Mary and I sat down for another meeting.
Our Next Steps and What We Learned From This Financial Hardship
We paid off our debt with the lump sum and banked the rest. But, our living expenses compared to our income was still tight.
We needed to enact serious financial change.
Here’s what we did:
We flipped our house and downsized: Our house was valued at just over twice what we paid for it, and we didn’t need all of the space. We sold our house and used the cash to buy a comfy mobile home a few towns over, replenish our emergency fund, pay off all debt, and take a budget vacation to an old favorite place that we hadn’t visited in the three-year hardship. I had considered selling the house when the hardship originally happened, but I’m glad we waited because the value increased so much as the housing market boomed over those three years.

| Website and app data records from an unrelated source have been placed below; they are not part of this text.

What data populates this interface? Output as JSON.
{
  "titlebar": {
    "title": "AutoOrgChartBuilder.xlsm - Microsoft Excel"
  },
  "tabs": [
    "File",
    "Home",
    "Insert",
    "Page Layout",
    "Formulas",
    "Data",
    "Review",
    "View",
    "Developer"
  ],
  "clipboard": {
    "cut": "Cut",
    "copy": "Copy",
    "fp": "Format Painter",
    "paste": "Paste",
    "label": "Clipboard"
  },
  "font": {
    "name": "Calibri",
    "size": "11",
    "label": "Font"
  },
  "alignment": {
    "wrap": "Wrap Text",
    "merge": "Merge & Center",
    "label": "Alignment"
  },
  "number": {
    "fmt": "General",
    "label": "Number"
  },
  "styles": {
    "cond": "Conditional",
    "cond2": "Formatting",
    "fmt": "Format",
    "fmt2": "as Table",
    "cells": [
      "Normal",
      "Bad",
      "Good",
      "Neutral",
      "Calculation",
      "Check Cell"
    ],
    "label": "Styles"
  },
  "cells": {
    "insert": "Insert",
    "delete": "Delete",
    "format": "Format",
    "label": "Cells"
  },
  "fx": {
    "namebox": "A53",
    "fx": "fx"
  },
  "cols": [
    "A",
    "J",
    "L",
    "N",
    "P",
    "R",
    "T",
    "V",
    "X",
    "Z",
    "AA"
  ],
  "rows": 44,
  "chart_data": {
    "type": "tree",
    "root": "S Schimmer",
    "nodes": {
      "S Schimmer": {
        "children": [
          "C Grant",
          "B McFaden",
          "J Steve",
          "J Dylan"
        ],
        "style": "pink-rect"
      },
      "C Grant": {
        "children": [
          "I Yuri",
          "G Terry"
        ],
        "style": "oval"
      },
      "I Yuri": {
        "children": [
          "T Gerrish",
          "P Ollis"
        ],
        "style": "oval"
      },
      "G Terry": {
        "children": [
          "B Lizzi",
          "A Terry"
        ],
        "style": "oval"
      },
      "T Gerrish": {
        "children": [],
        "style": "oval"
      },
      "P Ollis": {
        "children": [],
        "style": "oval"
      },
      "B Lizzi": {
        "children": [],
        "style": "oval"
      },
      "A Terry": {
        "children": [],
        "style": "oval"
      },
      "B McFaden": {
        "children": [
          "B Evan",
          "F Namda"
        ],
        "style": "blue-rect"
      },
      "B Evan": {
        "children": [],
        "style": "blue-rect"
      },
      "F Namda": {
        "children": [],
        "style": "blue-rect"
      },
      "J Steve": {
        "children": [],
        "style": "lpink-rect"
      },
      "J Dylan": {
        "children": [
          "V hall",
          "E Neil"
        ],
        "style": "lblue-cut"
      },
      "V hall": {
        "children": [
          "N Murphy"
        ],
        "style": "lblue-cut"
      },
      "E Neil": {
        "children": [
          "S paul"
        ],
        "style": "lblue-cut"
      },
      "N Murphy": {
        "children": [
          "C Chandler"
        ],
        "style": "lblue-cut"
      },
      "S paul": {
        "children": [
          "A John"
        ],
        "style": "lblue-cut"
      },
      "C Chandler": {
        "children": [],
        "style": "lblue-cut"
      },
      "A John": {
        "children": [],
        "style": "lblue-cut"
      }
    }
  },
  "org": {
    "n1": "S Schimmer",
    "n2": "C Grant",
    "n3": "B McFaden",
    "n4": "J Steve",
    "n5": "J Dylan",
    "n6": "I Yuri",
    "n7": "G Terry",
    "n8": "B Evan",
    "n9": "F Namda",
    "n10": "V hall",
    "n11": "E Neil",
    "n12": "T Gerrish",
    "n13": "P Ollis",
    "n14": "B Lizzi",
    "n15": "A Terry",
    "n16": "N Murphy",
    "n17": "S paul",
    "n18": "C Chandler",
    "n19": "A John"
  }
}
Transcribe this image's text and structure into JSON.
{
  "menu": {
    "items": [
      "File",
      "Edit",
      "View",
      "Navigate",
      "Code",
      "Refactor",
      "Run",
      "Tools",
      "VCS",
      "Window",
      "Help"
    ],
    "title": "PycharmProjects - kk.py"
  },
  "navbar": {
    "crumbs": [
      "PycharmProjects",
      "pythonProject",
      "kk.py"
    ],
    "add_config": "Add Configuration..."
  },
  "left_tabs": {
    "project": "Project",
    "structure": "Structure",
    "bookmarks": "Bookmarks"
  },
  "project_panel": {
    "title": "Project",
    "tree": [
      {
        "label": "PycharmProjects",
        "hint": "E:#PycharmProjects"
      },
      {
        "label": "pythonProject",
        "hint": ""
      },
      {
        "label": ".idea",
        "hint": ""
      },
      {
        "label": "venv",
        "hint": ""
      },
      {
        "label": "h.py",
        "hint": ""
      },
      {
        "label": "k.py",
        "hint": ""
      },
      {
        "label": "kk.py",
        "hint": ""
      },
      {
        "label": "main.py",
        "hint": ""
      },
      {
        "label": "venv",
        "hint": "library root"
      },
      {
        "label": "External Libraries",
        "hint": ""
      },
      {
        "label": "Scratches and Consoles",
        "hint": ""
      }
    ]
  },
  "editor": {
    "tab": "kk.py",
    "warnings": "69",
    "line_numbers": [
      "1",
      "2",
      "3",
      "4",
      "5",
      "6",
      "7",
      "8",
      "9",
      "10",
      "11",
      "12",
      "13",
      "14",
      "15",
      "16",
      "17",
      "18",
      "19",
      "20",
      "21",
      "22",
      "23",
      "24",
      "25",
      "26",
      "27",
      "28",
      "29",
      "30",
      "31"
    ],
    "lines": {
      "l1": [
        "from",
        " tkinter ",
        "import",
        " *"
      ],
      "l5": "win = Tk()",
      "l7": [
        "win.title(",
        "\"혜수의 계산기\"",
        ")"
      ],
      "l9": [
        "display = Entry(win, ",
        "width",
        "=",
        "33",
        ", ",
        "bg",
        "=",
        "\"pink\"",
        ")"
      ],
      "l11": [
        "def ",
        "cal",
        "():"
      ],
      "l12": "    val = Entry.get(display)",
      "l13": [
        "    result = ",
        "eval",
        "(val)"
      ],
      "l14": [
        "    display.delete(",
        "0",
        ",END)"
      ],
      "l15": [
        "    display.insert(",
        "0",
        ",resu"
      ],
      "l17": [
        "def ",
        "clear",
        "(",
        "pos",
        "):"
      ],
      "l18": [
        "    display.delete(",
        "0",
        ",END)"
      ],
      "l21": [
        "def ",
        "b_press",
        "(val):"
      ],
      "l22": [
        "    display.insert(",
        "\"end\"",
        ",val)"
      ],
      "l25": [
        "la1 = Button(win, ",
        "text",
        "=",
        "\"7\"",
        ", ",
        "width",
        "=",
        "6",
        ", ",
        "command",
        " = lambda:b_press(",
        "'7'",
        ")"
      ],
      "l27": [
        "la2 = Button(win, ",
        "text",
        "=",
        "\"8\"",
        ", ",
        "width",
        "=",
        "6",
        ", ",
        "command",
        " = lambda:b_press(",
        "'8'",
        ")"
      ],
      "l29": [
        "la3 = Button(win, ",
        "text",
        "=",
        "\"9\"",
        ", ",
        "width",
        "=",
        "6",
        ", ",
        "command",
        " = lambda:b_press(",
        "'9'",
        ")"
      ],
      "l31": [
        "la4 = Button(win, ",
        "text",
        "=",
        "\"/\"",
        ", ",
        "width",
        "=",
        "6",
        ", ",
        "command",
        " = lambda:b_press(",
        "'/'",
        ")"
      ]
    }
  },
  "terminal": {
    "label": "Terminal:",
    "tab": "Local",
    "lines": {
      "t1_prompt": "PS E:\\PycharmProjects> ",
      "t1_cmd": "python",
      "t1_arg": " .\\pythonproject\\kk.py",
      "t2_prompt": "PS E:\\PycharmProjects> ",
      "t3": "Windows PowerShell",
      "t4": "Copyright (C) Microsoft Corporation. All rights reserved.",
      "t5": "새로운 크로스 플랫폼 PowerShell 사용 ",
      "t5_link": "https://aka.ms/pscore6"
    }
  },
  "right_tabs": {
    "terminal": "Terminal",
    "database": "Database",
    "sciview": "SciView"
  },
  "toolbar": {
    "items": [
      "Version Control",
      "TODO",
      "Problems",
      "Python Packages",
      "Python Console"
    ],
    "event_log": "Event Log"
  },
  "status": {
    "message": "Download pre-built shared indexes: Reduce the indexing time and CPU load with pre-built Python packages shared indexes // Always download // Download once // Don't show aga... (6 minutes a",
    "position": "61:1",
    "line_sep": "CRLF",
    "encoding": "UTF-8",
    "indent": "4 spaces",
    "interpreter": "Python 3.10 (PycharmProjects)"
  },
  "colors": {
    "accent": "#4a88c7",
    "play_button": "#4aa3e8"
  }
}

Over the years and going forward, we track our finances monthly: From the end of the hardship in 2016 to the present, we track our finances monthly with Personal Capital, an easy-to-use app where we plugin our bank, credit card, and investment accounts. It also lets you track any other assets and liabilities as well as individual transactions on each account.
We now live greatly within our means: We learned that anything can happen with the drop of a hat. Instead of living just below our means, we live as much below our means as possible. While we aren’t extremely frugal, we are nowhere near the spend-thrifts that we used to be. We check with each other any time one of us wants to spend money. We allocate “fun” money each month and don’t exceed it unless saving across multiple month’s fun money to buy a bigger purchase.
We learned that there is so much we don’t actually need: Everywhere you go, you are told “YOU NEED THIS” – the reality is, you don’t need much of anything. You want many things, but when it comes to needs, you need food, shelter, clothing, and transportation, among other small necessities. You don’t need a fancy car. You don’t need extravagant vacations. And, you certainly don’t need to eat out all the time.
Fast forward to 2020, our income has had its ups and downs, but we have not had an issue with it. By using apps such as Personal Capital, and keeping track of our money with a budget Excel spreadsheet, we seem prepared for anything that comes our way. If you’re not good with spreadsheets, I’ve also used YNAB – You Need A Budget – which is the perfect site for tracking your money.
It doesn’t matter if you’ve never had a financial education or if you write about money every day – financial hardships will happen. When they happen, remain calm, stay focused, and find opportunities to work your way out of them. If you’re married, get on the same page, and be an amazing team, rather than panic and turn on one another.
We got through this hardship over the course of 3-4 years. We still live on just over $2,000 per month, minus the two months each year where we travel.
Tough times happen, but staying strong, coming up with a plan, and then executing on it is your surest way to recovery.
Author Bio:Dave Bochichio is the Owner and Writer for The Dollar Blogger. When he’s not writing about personal finance, Dave enjoys spending time with his wife and two cats, and eating exotic and international foods. Dave also writes fiction, with one book published and two more on the way.
What is your monthly budget? What have you done to cut expenses?